Monday, June 06, 2011

From BOLO to ZOMG

The latest list of new additions to Oxford Dictionaries Online is a veritable smorgasbord of delights. You can find new words linked to the global economic crash, so you get casino banking and the bunch of banksters who got us into it. You get words and phrases to do with fashion and lifestyle - mani-pedi and awareness bracelet - but above all you get masses and masses of words to do with new technology - breadcrumb trail, NSFW and permalink being obvious examples.

The range of word formation processes is interesting too, with plenty of blends (bridezilla) and compounds (lifehack), a whole load of affixation taking place (cyber-, perma- and eco- being popular prefixes), and the odd shortening with silly addition at end (laptop becomes lappy).

The full list is here and the accompanying article here.

Edited to add: there's a piece by Lucy Tobin in yesterday's Evening Standard, featuring some dubious commentary from a certain "language researcher" at UCL. Is posting this here, the definition of egosurfing? I'm not sure I quite get why it's newlogism rather than neologism...

3 comments:

Language student said...

Hi, just a quick question. Wasn't sure where to post this but I'm wondering how much extra terminology there is at A2 Level. I know all the grammatical terms from AS Level plus the main linguistic frameworks and I have memorised the terms which describe word formation processes and changes in the meanings of words (amelioration, pejoration etc).
Are there any other terms that it is vital to learn or will these be ok? Just wondered if there's a glossary or something...

Dan said...

Hi, I don't think there's much more to add to what was in A2, beyond what you've mentioned, but I think the main difference is that you're expected to engage with the ideas and arguments more.

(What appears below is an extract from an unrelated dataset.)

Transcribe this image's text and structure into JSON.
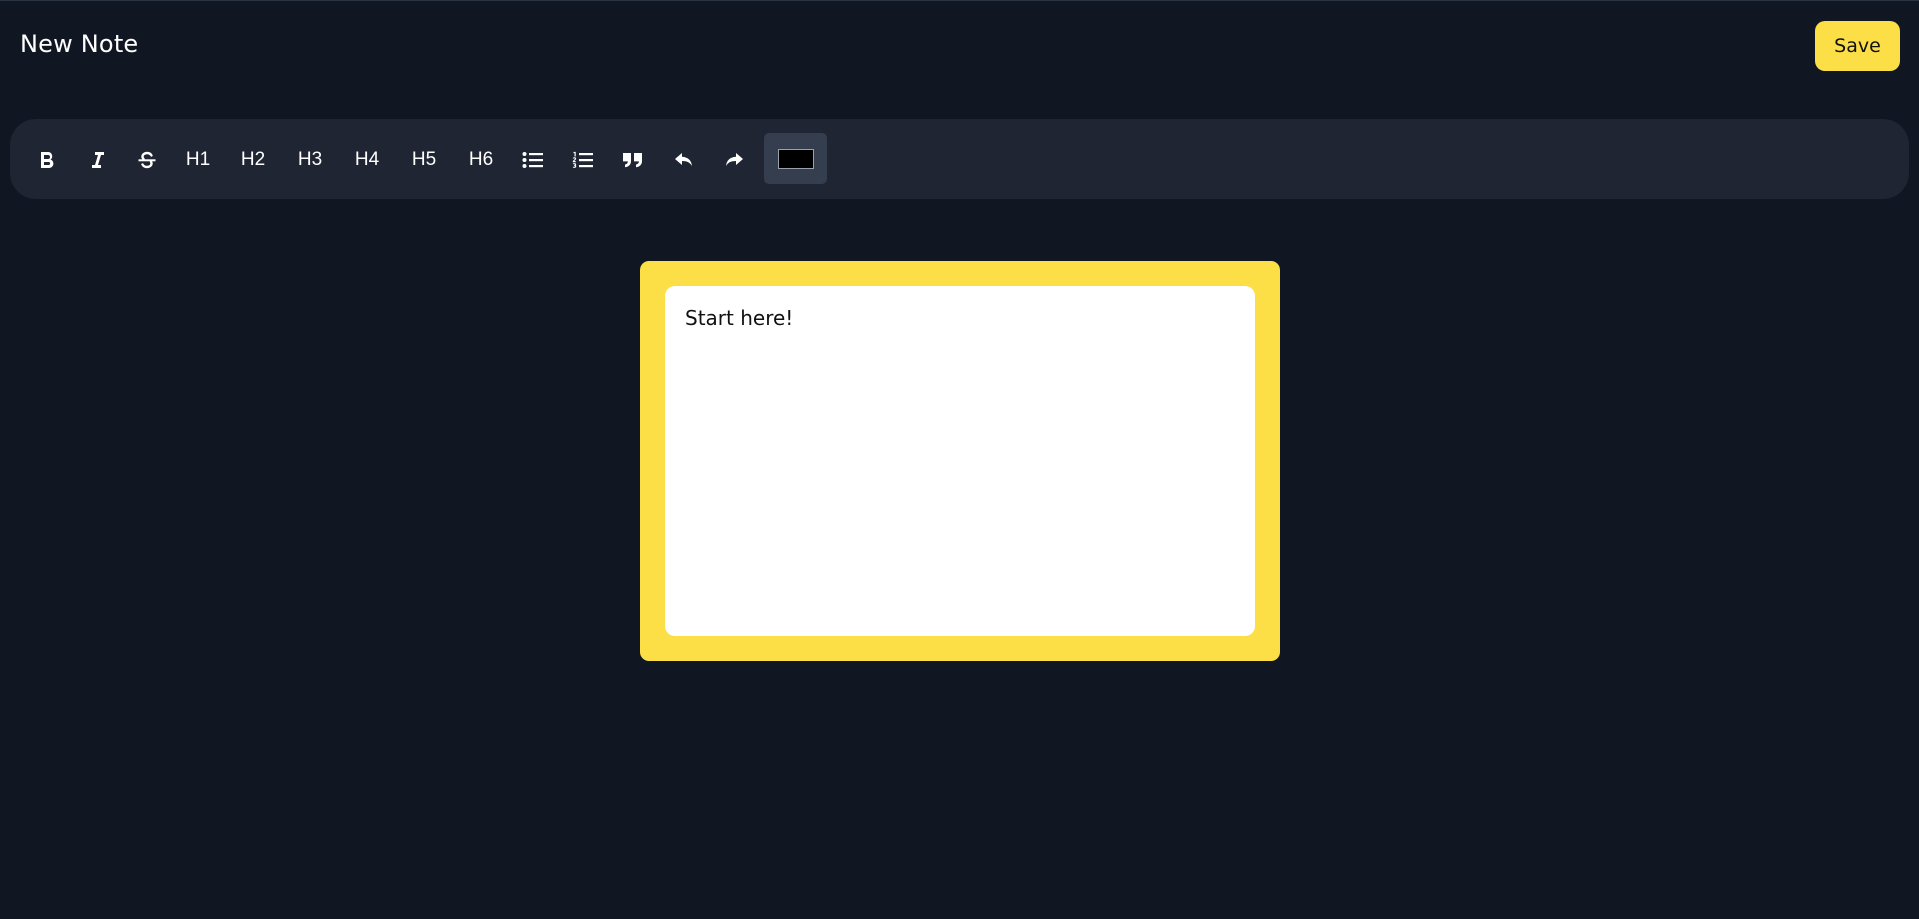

I think that any wider reading about language discourses will really help, so if you have time and the inclination try to read some of the following (or extracts from them): Jean Aitchison's The Language Web (esp. A Web of Worries), Deborah Cameron's The Myth of Mars and Venus, David Crystal's The Fight For English and Henry Hitchings' The Language Wars.

I'll add some bits and pieces to the blog this week and next, but I also have some stuff that I can't put up (not yet published/copyrighted) so if you want to email me via this link I'll send you some things that might help: http://www.ucl.ac.uk/english-usage/staff/dan

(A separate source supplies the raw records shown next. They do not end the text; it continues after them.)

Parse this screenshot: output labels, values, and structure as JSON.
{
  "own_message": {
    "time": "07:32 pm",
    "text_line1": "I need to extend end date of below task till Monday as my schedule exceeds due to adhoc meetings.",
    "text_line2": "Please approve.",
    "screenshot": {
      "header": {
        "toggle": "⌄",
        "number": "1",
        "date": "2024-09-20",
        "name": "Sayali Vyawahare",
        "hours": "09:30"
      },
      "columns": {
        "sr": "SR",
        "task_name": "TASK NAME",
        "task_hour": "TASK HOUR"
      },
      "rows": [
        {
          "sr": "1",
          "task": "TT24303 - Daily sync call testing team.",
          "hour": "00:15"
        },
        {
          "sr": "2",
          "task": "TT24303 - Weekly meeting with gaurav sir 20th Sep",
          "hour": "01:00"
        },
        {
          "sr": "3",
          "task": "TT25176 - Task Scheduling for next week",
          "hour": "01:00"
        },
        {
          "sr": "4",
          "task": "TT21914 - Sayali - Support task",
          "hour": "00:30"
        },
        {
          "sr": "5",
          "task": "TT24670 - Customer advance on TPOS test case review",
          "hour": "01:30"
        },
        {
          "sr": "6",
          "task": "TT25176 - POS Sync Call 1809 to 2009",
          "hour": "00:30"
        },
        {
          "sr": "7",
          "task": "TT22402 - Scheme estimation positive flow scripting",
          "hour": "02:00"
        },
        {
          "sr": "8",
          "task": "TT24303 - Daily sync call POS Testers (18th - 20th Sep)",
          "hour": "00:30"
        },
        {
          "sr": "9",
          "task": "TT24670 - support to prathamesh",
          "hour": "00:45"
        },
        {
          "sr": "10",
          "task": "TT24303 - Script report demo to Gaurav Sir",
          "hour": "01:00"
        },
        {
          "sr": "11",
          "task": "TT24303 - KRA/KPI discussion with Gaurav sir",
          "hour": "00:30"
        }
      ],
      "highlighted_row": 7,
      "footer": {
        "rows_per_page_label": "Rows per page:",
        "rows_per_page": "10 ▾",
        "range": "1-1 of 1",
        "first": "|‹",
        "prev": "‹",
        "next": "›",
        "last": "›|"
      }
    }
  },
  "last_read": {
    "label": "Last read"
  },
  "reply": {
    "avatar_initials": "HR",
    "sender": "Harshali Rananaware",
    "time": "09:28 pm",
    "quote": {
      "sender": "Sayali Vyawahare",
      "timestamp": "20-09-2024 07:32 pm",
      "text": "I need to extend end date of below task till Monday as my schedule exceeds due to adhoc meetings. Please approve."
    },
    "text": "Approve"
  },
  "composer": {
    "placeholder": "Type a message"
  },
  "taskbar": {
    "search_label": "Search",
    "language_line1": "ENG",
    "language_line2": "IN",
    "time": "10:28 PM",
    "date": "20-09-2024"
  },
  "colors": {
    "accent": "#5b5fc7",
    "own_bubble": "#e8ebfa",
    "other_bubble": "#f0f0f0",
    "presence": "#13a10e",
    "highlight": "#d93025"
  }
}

Language student said...

Thanks, that's a weight off my mind as I was worrying that I haven't learnt enough terminology beyond my AS knowledge. I've sent an email to you.